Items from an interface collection
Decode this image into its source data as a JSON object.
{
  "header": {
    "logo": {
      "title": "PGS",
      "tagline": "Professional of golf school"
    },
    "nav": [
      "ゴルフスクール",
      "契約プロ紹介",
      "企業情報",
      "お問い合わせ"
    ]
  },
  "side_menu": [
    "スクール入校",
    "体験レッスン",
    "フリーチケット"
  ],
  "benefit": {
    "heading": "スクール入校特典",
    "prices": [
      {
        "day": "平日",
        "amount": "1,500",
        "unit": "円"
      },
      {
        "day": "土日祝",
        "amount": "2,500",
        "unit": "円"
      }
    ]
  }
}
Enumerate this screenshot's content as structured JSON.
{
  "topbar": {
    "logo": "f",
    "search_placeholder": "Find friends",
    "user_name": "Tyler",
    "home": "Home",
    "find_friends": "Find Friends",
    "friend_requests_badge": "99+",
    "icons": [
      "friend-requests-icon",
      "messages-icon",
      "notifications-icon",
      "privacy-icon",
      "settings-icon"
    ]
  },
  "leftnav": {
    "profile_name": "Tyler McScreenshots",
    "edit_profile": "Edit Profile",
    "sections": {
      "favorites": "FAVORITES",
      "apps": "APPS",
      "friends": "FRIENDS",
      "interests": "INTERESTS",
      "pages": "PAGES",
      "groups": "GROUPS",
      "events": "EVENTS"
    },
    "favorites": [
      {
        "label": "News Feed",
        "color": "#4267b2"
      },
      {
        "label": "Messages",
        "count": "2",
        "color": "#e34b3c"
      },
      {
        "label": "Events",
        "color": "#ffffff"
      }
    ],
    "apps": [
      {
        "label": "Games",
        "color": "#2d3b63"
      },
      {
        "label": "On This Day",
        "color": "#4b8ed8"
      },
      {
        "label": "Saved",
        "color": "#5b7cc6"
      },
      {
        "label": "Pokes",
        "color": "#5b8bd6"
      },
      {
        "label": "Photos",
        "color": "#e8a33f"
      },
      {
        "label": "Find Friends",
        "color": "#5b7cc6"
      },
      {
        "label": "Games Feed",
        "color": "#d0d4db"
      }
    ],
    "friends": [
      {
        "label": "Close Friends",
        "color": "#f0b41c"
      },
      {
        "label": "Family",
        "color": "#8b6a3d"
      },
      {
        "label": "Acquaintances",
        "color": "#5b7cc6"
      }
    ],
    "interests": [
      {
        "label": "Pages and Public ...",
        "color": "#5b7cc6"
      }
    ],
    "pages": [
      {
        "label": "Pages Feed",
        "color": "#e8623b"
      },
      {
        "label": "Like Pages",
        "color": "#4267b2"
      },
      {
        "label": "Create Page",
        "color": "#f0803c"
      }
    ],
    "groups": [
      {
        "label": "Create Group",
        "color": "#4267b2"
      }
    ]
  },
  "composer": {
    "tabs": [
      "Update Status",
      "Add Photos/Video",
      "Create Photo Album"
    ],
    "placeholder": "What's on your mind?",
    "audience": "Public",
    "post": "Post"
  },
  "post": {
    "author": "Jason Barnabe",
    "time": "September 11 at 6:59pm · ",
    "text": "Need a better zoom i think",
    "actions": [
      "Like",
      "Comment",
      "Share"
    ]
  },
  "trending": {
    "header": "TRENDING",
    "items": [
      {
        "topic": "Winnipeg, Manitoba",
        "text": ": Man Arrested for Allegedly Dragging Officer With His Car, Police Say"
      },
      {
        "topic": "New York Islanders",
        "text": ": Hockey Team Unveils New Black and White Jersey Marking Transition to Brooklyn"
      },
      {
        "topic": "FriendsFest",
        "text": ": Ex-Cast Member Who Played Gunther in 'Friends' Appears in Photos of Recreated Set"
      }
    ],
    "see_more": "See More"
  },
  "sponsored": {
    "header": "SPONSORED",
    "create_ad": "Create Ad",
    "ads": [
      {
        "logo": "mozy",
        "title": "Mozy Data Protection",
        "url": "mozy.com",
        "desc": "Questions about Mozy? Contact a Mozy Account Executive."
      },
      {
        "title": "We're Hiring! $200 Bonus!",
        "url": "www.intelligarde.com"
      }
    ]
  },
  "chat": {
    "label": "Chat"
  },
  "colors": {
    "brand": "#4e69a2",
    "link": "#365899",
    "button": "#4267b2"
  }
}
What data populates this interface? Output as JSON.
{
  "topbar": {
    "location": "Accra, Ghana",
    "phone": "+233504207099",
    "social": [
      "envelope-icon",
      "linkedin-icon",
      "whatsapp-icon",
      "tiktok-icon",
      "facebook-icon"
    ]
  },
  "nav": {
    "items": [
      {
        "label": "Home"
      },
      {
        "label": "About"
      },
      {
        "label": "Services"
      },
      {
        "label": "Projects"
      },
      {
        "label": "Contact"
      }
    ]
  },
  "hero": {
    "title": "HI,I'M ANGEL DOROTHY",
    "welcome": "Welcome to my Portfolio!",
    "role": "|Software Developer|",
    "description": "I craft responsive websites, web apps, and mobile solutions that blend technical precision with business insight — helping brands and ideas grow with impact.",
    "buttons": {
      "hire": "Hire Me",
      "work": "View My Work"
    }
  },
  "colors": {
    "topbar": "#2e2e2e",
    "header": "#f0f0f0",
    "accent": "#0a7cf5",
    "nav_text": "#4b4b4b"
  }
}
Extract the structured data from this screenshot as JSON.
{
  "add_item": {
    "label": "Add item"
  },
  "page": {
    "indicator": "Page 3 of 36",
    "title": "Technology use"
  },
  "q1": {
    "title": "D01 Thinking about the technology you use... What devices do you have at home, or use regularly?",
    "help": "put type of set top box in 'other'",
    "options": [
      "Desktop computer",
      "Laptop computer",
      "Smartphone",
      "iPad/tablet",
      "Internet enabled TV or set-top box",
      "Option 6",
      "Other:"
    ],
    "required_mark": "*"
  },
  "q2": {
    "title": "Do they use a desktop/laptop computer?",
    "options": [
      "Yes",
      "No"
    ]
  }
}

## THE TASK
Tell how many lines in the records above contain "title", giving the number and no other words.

## WRITTEN RESPONSE
7